China May Require Automakers, Including Tesla, To Store Driver Data Domestically

In a move that we’re sure Elon Musk will hurriedly comply with, China is reportedly mulling the idea of making auto manufacturers store the personal data and information they collect in China domestically, according to new draft guidelines issued by the Ministry of Industry and Information Technology.

Bloomberg reported on Thursday that automakers would also have to report to the Chinese government if they intended on moving the data outside of the country at any point. The report noted that Tesla would be one of the manufacturers affected.

The guidelines also state that companies are “banned from leaking any ‘sensitive information’ involving state security”. Hilariously, the report says that the Ministry of Industry and Information Technology will be soliciting public opinions on the guidelines until May 8. We’re sure they’re going to pay close attention to what the public thinks…

Recall, at the end of March, we noted how Elon Musk’s ass kissing tour in China had continued well into 2021. The Tesla CEO apparently “sang Beijing’s praises in a recent interview with state-run China Central Television,” back in late March, while trying to deflect growing concerns about his vehicles.

Musk said that China would eventually become Tesla’s largest market – both in number of customers and vehicles produced. Musk also praised Beijing for aiming to slash carbon emissions. He said China’s goal of peaking carbon emissions by 2030 and achieving carbon neutrality by 2060 is a “great one”, according to China Daily.

The interview came just days after we wrote that Tesla cars were being banned from Chinese military bases due to “concerns about sensitive data being collected by cameras built into the vehicles”.

The order was issued by the Chinese military and directs Tesla owners to park their vehicles outside of military property. China had concerns that Tesla is “collecting sensitive data via the cars’ in-built cameras in a way the Chinese government can’t see or control”. Images of a purported notice of the ban were circulating on Chinese social media, with the notice proclaiming that cameras and ultrasonic sensors in Tesla cars may “expose locations” last week.

Recall we’ve also covered the China risk to Tesla’s business in our piece suggesting that Elon Musk’s Chinese fairy tale could eventually come to an end.
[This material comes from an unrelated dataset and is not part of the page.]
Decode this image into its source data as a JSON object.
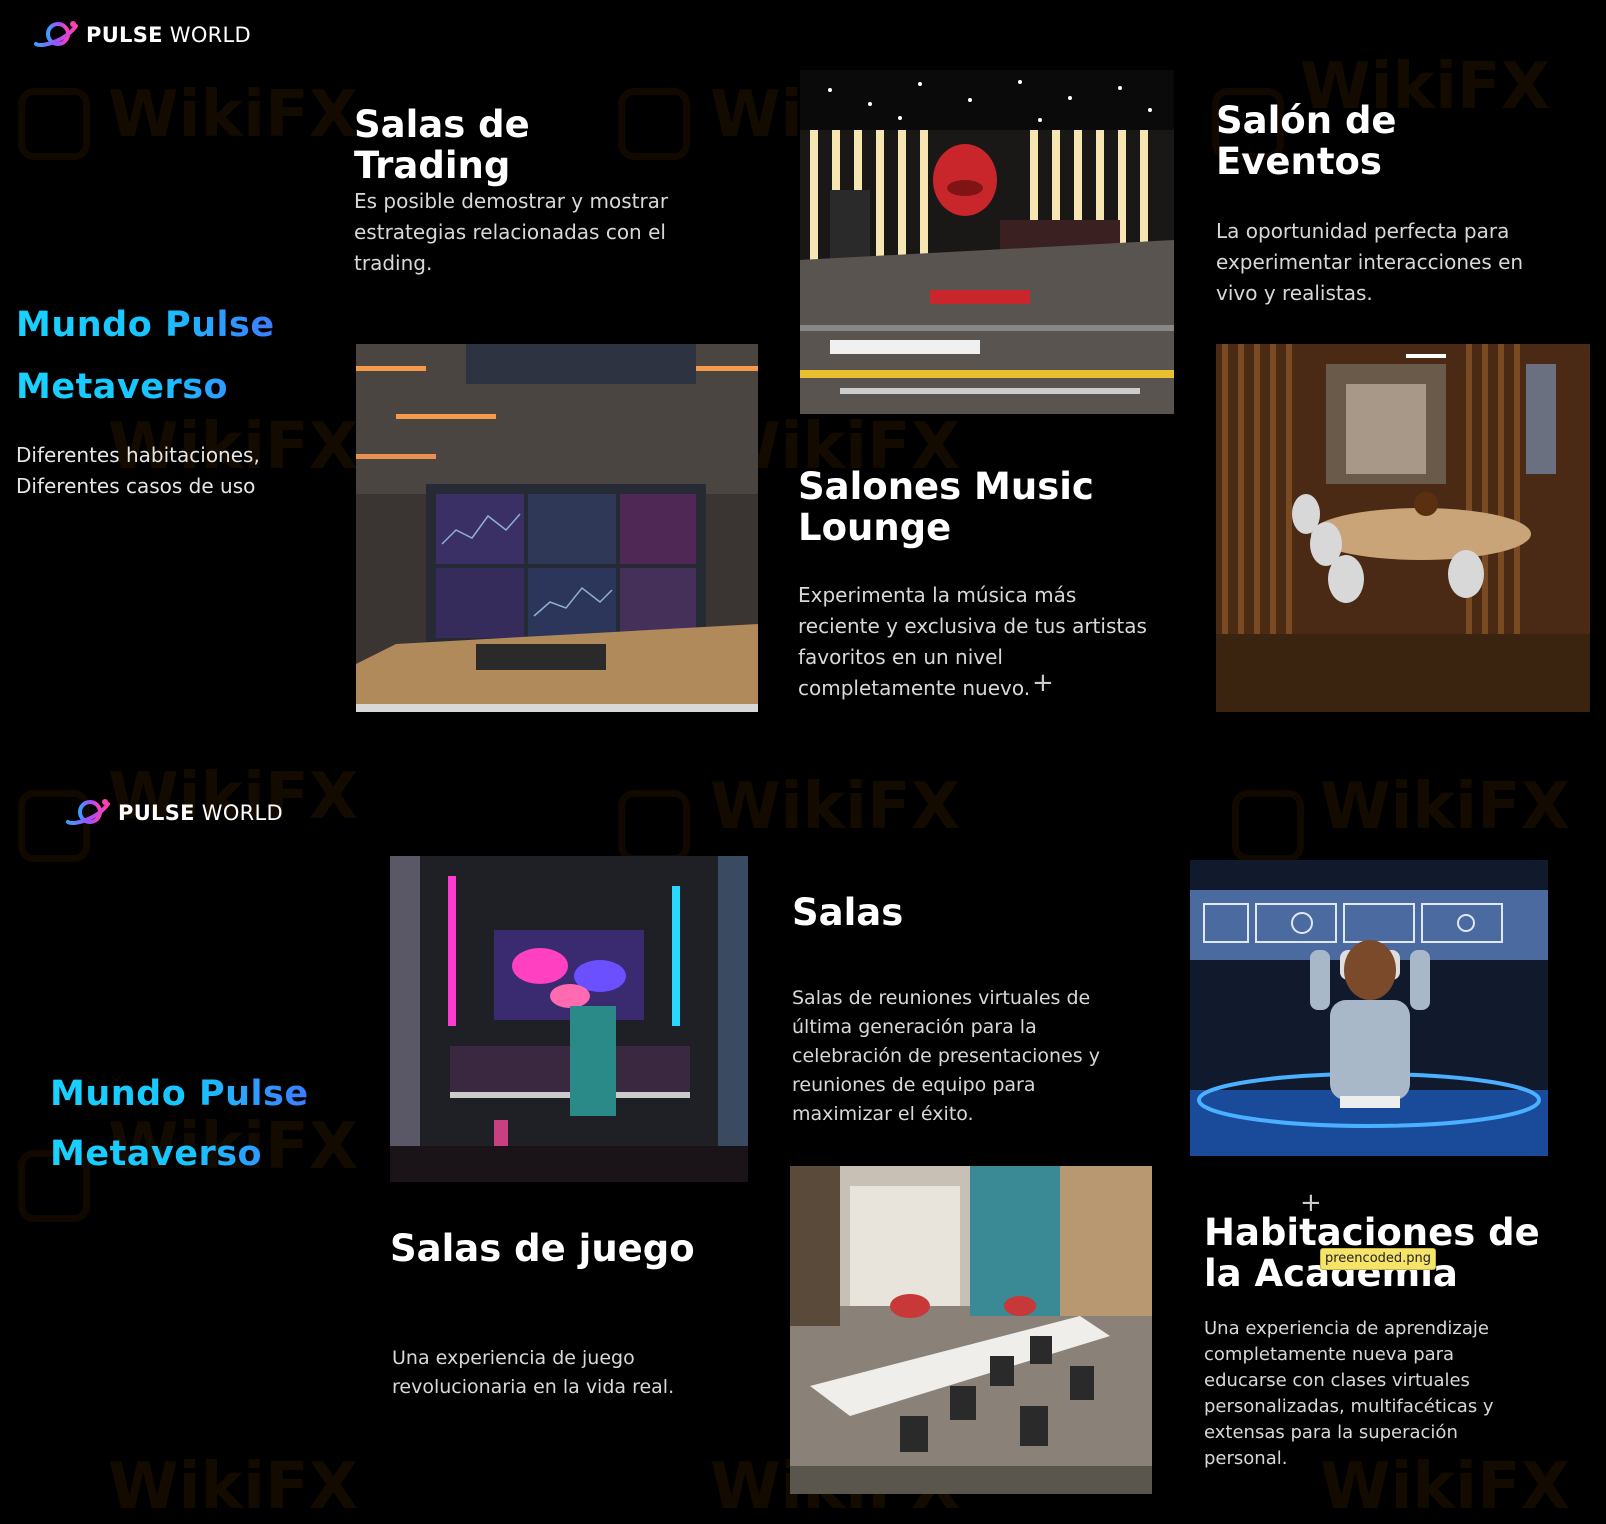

We also noted that, to date, Musk has been able to sidestep some ugly press in China, including out of control Tesla vehicles, forced recalls, constant price cuts and disgruntled customers.

And at least for now, the beat goes on for Tesla in China.